**Task brief:**
Find the lines below that contain "Messaging" and tally them. Return only the total.

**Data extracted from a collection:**
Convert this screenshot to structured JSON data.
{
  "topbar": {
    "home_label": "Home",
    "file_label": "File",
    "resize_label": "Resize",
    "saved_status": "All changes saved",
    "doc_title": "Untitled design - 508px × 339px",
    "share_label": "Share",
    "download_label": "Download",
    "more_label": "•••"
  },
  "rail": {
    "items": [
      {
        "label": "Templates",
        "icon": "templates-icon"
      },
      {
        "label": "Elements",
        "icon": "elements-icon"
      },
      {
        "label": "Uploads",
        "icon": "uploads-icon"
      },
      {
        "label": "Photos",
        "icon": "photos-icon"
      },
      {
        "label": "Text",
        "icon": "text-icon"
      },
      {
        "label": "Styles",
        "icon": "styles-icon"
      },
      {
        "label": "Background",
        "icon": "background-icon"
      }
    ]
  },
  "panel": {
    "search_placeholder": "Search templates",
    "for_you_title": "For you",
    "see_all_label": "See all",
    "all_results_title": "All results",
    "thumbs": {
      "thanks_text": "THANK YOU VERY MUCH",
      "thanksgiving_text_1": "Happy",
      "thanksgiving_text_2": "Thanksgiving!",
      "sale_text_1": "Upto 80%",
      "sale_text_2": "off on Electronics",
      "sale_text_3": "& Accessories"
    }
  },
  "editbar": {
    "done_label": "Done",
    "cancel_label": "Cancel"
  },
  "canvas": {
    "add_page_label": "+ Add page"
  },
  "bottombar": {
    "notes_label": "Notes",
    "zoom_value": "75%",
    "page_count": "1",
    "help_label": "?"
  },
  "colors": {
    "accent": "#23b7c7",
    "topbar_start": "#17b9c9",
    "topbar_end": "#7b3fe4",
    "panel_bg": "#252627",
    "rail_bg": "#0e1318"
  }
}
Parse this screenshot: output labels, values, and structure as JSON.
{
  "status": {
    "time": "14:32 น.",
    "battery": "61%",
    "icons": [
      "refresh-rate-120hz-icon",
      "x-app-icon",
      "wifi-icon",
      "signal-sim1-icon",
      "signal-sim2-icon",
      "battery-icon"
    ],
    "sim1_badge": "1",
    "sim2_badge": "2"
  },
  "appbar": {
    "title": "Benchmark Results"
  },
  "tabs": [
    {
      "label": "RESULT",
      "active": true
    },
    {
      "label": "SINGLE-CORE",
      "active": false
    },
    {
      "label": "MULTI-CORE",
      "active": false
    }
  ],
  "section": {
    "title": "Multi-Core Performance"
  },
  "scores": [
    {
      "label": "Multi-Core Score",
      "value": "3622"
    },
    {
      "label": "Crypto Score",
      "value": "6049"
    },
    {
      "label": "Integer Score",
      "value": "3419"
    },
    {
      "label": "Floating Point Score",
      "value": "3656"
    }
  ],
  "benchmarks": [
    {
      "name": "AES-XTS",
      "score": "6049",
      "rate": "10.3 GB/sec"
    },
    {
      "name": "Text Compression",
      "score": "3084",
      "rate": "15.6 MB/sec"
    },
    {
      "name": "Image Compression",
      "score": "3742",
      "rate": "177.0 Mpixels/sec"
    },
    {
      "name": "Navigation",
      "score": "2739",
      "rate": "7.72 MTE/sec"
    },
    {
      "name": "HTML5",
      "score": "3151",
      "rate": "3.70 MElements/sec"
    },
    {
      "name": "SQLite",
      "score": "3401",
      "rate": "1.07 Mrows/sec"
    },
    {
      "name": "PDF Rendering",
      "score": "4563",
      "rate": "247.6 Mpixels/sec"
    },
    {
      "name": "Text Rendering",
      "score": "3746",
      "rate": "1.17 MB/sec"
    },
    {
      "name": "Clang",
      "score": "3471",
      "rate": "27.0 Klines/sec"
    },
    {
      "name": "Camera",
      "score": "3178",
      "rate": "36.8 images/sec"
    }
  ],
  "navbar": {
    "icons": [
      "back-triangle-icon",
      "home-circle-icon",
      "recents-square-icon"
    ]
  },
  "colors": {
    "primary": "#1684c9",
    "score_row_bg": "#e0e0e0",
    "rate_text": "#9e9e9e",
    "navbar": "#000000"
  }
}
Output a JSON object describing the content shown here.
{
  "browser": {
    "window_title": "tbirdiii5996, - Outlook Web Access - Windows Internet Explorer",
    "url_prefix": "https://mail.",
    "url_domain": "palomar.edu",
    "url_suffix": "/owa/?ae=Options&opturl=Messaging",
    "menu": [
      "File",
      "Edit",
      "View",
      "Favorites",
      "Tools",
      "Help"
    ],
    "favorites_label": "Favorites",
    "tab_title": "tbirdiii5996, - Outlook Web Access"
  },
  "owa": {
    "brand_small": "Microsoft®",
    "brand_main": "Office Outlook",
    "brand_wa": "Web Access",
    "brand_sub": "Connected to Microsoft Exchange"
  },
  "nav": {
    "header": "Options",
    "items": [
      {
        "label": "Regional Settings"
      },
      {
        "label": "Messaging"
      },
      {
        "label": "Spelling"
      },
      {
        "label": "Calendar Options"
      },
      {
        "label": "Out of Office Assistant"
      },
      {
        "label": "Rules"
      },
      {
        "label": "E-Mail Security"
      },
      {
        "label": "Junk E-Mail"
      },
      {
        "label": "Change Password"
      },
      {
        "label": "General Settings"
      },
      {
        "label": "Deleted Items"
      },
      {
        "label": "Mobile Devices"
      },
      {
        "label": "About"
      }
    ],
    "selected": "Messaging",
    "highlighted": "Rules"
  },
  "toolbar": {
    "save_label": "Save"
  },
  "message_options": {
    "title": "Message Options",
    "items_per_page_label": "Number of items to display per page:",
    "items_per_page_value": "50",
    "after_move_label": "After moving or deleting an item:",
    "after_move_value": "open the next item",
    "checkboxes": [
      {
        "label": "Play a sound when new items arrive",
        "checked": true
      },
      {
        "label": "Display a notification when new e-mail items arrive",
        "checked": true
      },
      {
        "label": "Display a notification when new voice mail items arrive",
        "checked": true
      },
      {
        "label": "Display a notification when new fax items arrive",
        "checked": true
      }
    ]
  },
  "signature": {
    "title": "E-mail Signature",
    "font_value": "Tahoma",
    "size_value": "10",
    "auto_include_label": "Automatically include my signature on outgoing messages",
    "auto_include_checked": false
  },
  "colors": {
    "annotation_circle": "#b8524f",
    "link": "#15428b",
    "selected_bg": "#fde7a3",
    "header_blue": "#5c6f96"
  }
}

**Your response:**
3